“I went to a community college in North Texas and there was only one facility so this was a welcome change,” Potteiger said.

Following graduation, Potteiger says she plans to move to San Antonio seek a job as a project manager. She credits her professors with helping her to hone her skills as she prepares to enter the workforce.

“My professors had high standards and I appreciated that,” she said. “I learned time management and organizational skills, which are essential in the workplace, so learning those types of skills definitely helped me to grow.”

Spring 2019 Commencement
2 p.m. Ceremony

View our live stream of the Texas A&M University-Corpus Christi Spring 2019 Commencement ceremony being held at the American Bank Center in Corpus Christi, TX on May 11, 2019 at 2 p.m.

Spring 2019 Commencement
10 a.m. Ceremony

View our live stream of the Texas A&M University-Corpus Christi Spring 2019 Commencement ceremony being held at the American Bank Center in Corpus Christi, TX on May 11, 2019 at 10 a.m.

Additional Information

Texas A&M University-Corpus Christi and Islanders Athletics held a Spring Athletic Commencement ceremony on Monday, May 13, for three student-athletes who were on the road for a three-game baseball series May 10-12 at McNeese State University in Lake Charles, Louisiana.

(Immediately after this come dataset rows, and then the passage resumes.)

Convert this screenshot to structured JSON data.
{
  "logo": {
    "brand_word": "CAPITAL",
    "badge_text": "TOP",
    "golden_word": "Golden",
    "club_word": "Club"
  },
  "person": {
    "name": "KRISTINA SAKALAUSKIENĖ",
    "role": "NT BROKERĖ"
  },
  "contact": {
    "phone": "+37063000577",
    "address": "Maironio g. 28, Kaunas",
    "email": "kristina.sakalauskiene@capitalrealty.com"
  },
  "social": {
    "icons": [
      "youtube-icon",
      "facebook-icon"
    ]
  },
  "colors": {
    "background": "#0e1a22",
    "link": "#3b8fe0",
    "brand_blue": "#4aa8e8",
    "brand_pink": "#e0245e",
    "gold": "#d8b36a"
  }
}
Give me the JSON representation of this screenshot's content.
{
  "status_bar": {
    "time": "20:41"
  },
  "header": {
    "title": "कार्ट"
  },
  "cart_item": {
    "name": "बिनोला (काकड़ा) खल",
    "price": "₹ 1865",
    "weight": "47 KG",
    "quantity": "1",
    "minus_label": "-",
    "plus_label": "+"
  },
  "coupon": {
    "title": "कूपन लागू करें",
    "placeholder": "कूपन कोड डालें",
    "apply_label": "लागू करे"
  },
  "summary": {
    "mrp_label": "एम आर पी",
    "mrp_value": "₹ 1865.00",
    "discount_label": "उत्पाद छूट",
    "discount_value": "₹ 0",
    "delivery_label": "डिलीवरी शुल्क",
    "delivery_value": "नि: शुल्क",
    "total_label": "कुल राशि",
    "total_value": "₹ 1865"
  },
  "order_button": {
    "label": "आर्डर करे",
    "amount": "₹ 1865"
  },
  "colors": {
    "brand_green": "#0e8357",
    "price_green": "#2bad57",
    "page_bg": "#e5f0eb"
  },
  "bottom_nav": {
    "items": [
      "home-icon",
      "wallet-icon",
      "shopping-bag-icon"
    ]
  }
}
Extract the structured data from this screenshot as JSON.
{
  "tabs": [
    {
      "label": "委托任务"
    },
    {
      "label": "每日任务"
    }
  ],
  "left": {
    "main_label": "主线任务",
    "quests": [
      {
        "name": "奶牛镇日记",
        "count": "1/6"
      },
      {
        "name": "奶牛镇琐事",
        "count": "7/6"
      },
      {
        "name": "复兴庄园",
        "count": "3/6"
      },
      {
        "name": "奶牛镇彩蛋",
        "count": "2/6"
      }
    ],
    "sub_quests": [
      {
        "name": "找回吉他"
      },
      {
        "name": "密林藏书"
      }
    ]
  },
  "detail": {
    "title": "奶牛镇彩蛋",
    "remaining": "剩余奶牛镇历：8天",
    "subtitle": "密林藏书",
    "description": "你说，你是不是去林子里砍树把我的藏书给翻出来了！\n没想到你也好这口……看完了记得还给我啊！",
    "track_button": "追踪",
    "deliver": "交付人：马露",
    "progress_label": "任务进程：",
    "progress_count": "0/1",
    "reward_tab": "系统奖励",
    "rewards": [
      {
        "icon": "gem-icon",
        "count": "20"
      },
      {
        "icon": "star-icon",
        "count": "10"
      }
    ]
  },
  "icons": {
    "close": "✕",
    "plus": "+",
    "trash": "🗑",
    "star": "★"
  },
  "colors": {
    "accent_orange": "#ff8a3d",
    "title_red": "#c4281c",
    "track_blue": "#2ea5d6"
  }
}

The intimate ceremony was held in the Performing Arts Center at the Island University and was led by Dr. Kelly M. Quintanilla, President and CEO of Texas A&M-Corpus Christi and included a keynote speech by Athletics Director Jon Palumbo. Outfielder Nicholas Michael Anderson received a Bachelor of Business Administration, and Right-Handed Pitcher Tate Christian Gillespie and Outfielder Thomas Eugene Jeffries IV both received a Bachelor of Arts. Visit the link to see photos from the ceremony.    0513-Athletic Commencement_ceremony